- **REQUIREMENT**
Everything in the listing should be restated word for word.

- **DATA**
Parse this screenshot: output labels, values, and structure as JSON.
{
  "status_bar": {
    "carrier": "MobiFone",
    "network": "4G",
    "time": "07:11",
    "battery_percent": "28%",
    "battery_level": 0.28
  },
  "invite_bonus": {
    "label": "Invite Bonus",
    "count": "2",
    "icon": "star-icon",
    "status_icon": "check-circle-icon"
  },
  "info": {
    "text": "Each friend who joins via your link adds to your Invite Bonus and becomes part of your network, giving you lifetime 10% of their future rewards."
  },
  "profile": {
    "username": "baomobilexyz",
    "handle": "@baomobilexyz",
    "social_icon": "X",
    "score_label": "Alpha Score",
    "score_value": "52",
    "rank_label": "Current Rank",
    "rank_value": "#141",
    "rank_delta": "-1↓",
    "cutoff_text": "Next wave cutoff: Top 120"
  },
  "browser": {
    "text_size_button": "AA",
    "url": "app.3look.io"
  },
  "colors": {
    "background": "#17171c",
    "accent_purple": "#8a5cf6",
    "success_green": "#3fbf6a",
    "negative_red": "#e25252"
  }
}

- **ANSWER TO THIS TASK**
Parse this screenshot: output labels, values, and structure as JSON.
{
  "status_bar": {
    "carrier": "MobiFone",
    "network": "4G",
    "time": "07:11",
    "battery_percent": "28%",
    "battery_level": 0.28
  },
  "invite_bonus": {
    "label": "Invite Bonus",
    "count": "2",
    "icon": "star-icon",
    "status_icon": "check-circle-icon"
  },
  "info": {
    "text": "Each friend who joins via your link adds to your Invite Bonus and becomes part of your network, giving you lifetime 10% of their future rewards."
  },
  "profile": {
    "username": "baomobilexyz",
    "handle": "@baomobilexyz",
    "social_icon": "X",
    "score_label": "Alpha Score",
    "score_value": "52",
    "rank_label": "Current Rank",
    "rank_value": "#141",
    "rank_delta": "-1↓",
    "cutoff_text": "Next wave cutoff: Top 120"
  },
  "browser": {
    "text_size_button": "AA",
    "url": "app.3look.io"
  },
  "colors": {
    "background": "#17171c",
    "accent_purple": "#8a5cf6",
    "success_green": "#3fbf6a",
    "negative_red": "#e25252"
  }
}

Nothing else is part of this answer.